To conclude, Breaking the Silence is a personal deception. It's infinitely inferior to its successor album as it feels powerless, repetitive and insipid. However, the reason why I don't give a worse rate to it is because it's a more speed metal-oriented album, and as I'm not very into this genre, I feel unable to destroy it completely. I recommend it to the fans of this genre; maybe you can find something memorable in it. Breaking the Silence is an album that I will possibly never listen to again; it's nothing special for me and I prefer listening to another kind of stuff (such as their later full-length release).
Rating: 6 out of 10470
Review by Felix on February 9, 2020.
1987 is long ago. The year saw a military coup in Burundi, Ronald Reagan had reached retirement age but played President and Greta Thunberg was less than a vague thought in a hopefully not warmed up galaxy.
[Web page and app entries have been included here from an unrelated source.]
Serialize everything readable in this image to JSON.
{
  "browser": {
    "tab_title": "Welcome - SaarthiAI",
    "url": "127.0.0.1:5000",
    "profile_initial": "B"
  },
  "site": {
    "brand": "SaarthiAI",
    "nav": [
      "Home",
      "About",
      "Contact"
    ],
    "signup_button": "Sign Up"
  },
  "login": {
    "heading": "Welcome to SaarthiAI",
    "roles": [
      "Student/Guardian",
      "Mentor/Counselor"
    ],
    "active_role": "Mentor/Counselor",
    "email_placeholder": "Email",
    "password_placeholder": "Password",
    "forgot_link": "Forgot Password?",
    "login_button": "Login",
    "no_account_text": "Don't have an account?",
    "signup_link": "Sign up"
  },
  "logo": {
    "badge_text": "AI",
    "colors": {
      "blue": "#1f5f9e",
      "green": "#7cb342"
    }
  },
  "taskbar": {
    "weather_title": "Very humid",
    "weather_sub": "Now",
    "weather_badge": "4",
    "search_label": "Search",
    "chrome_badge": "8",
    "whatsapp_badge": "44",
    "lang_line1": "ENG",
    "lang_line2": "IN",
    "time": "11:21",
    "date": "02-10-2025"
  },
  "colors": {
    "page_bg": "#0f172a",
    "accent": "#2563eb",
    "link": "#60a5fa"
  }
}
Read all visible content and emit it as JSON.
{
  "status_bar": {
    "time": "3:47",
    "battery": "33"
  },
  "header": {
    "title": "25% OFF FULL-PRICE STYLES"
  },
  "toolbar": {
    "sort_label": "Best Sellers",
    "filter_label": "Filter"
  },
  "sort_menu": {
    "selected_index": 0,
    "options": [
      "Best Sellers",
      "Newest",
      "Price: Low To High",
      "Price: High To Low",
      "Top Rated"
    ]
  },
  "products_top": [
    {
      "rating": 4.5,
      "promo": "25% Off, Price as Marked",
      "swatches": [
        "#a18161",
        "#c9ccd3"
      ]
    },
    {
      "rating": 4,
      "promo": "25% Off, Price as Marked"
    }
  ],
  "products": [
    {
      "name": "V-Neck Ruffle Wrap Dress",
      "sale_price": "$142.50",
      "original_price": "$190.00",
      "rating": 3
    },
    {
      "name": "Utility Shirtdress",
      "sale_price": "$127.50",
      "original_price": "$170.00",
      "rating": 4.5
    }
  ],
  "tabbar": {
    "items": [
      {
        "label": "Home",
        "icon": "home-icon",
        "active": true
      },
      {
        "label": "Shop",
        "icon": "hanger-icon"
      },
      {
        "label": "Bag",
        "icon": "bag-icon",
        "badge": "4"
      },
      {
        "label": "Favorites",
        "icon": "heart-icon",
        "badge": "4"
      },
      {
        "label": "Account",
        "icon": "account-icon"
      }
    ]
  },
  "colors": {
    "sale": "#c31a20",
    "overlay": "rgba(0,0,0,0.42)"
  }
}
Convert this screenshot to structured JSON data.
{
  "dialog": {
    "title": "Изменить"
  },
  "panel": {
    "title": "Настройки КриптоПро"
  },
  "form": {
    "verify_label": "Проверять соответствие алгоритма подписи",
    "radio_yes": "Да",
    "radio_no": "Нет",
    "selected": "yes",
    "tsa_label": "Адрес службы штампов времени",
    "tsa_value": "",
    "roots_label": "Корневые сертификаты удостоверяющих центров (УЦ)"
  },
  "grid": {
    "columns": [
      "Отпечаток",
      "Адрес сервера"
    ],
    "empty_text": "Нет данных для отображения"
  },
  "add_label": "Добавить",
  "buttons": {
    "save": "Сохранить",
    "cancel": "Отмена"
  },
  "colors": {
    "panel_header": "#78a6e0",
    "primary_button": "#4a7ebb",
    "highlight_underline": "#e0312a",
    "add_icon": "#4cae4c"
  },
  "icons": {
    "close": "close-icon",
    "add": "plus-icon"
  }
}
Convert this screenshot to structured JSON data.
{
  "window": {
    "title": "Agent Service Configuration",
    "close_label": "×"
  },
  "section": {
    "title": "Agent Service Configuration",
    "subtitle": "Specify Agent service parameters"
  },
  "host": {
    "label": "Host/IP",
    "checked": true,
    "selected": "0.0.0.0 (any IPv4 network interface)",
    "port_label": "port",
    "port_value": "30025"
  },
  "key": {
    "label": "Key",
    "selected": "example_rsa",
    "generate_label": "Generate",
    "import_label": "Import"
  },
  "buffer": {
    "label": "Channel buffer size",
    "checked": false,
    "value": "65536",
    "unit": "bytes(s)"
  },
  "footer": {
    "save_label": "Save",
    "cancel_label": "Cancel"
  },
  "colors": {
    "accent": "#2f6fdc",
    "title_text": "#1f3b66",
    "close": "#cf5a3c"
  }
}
Thrash / speed metal was still young, and Heathen’s debut presented an over-averagely melodic kind of this fascinating style. The album consisted of seven own compositions and a cover. So far, so good. But due to whatever reason, these dudes thought it would be a good idea to present their edition of Sweet’s “Set Me Free” and this choice showed that there was no clear line between the establishment and the band. This fact hurt my juvenile “thrashing outlaw pride” and, even worse, the number sucked. Thus, the nadir of Breaking the Silence is obvious, but what about the other side of the quality scale?
Heathen had a knack for cool riffs and the debut shows this feature impressively. A very good example kicks off “Open the Grave”, a song that unites all velocities of thrash metal after a mid-tempo beginning. It’s a dynamic headbanger with a nearly perfect mix of melodic and metallic elements, although its silent break with the dreamful guitar would not have been necessary. The voice of David Godfrey also finds the balance. His voice does not mirror brutality, but he cannot be blamed for a half-hearted performance as well. He does not fascinate with an overdose of charisma, but he gives all that he got and that’s what can be expected; everything else is a stroke of luck. Anyway, let’s get back to the music itself. (Not only) the A side of the vinyl is dominated by clearly defined, speedy guitars and up-tempo drumming. “Pray for Death” and “Goblin’s Blade” deliver very solid and robust lines, the guitar work reveals a certain affinity to early Metallica. “Death by Hanging” puts the two aforementioned songs in the shade due to its immediately memorable chorus and this means that the songs of the entire A side formed a strong unit.
The production offers a prototypical eighties sound. The guitar tone does not lack sharpness, the vocals are on a par with the instrumental performance and the overall picture of the sound is neither voluminous nor flat. However, the mix was and still is good enough to make songs like the title track to a very positive listening experience. (And I am speaking of a truly positive thing, not of a positive pregnancy test which is sometimes not that positive.) Its chorus glitters with a profound heaviness, the instrumental part surprises with strong melodies and all different sections go hand in hand. Yes, it might be that every metal track is a saviour after four minutes of torture called “Set Me Freeee-eeee” (this crappy chorus!), but we don’t need to discuss this here. The energetic “World’s End” combines rasping guitars with catchy sections once again and the closer crosses the finishing line without showing any signs of serious weaknesses. Heathen probably did not pen an ingenious work and presumably it is no coincidence that nobody picked out this album for a review in the last five and a half years. Nevertheless, it is still worth listening and I am sure that most friends of Forbidden, Testament or Vio-lence will share my point of view. Only the opinion of Reagan, Thunberg and the generals of Burundi is not known.
Rating: 7.5 out of 10470